Please make sure your work area is covered and you are not working on an unprotected surface. We recommend working on the Sculpey® Oven-Safe Work Mat, wax paper, metal baking sheet, or disposable foil. Uncured clay may damage unprotected furniture or finished surfaces. Be sure to cover your crafting area appropriately.
Start with clean hands, unwrap and knead clay until soft and smooth, or condition by running clay though a Pasta Machine. We recommend using a designated machine for clay purposes only. When working with multiple colors, clean hands with soap and water or baby wipes (we have found that baby wipes work best) before switching colors. Shape clay, pressing pieces firmly together. Wash hands after use.
Begin by preheating oven to 275 °F (130 °C). After you are done creating; for best results bake clay on an oven-proof surface such metal, aluminum foil, an index card or the Sculpey® Clay Mat at 275°F (130 °C) for 30 minutes per 1/4" (6 mm) thickness according to package directions. Oven safe glass or ceramic surfaces are also acceptable for baking; however please note that the baking times may take longer as the glass or ceramic surfaces take longer to heat up. For best baking results, use an oven thermometer. DO NOT USE MICROWAVE OVEN. DO NOT EXCEED THE ABOVE TEMPERATURE OR RECOMMENDED BAKING TIME.
Using the 1.75 inch cutter and the #1 layer on my Clay Conditioning Machine, create the bead sizes as shown. The largest bead is a full circle of clay, the medium bead is a half circle and the smaller beads are 1/4 of the circle. You will need about 8 each of the smallest bead, 4 each of the medium bead and one each of the largest bead. Repeat in all three colors.
ARTIST TIP: Actually, my sons tip when they were small – to roll a perfect round bead, gently cup your hands as you roll it in your hands. Keep the ball in the center of your palm as much as possible.
Thread the beads onto the bead needles by gently spinning the needle through the bead until it is almost through the bead. I hold my finger on the other side of the bead, so that as soon as I feel the needle in the bead, I can stop and reposition the needle to feed back through the small bump the needle made. This way I don’t have any “exit wounds” on one side of the bead and my bead stays nice and round.

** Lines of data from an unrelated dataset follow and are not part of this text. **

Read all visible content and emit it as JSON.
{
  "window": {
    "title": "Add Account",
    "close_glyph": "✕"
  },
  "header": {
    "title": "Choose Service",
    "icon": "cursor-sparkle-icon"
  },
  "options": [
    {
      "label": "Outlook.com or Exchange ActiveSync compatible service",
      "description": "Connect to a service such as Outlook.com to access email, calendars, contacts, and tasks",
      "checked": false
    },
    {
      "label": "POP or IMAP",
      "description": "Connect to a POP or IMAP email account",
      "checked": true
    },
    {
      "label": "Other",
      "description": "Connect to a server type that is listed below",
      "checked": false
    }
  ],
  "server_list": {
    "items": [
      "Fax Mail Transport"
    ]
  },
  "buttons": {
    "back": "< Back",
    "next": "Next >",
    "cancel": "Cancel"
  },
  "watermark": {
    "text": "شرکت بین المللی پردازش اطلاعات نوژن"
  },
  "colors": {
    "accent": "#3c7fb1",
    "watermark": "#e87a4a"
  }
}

Here are all my beads on the rack ready to bake. I bake on cardboard box flaps. Bake according to the directions in Step 1. Let the beads cool to just warm (if possible) and then gently twist them off the needle and drop into the bowl you have ready for them.
Making heishi beads in Soufflé is so easy! First make another large bead of clay and twist it (don’t push it!) onto the bamboo skewer.
Gently roll the clay with the flat part of your hand back and forth to spread the clay along the skewer. Try to position your fingers so that your fingertips point into towards each other slightly - this will help prevent grooves from your fingers. This is the size I like my heishi – about 3/8 inch diameter. Twist the clay off the skewer and repeat to make about 3 tubes of each color.
Cut the tube as shown for the wider heishi between the round beads. Cutting one tube of each color should be good. Of course I try to cut them the same, but Do NOT worry about making them perfect even! That’s part of the fun.
Lay them flat on your baking surface and bake. Include the other tubes of clay that are NOT cut for baking. You can see that I have WAAAY more than I need! They will be put to use later.. I also have uncut tubes ready to bake in the tube as well in this photo. Bake all the beads according to the directions in step 1.
Thread the baked beads onto TWO separate strands of bead wire. The 3 larger beads go in the center of the longer strand. Put the cut heishi beads in between each bead. I have the 3 larger beads, 4 of the medium beads and 5 of the smaller round beads on the longer strand with large heishi in between each bead.
I have 5 medium beads (with no heishi between) and 14 smaller beads on the shorter strand with heishi in between.
I decided to treat these two strands as a completed necklace right here, so I added 2 of the E bead size beads to each strand, then one E bead on both strands and a crimp bead. Snug all the beads down and crimp the crimp bead. Slide a gold-tone crimp bead cover over it and close the cover. This cover will act as the 2nd gold bead at the top of the pattern. Repeat on the other side. Okay, the bead engineering is done!
Slice the thin heishi now. I like to keep these tubes on top of my oven while I’m baking other clay for different projects. Then they are nice and warm and slice so easy!
Just start stacking the heishi onto BOTH strands of the wire, alternating the colors. You can see that my small heishi are also not terribly matching in thickness. That’s the fun of heishi!
Okay, when you have enough heishi on the wires for your desired length, it’s back to jewelry assembling engineering. Once again, we are going to crimp the wires, but this time we are going to use TWO crimps on each side.
Thread the 2 crimps on one side, thread the bar for the clasp on the left side and loop it back through the crimps before you crimp them. Slide the bar down to the heishi, by pulling on the ends of the wire. Leave a little space between the two crimps for the crimp cover.
Use your crimp pliers to tighten the crimps and add the bead caps. Repeat on the other side, looping through the larger part of the clasp.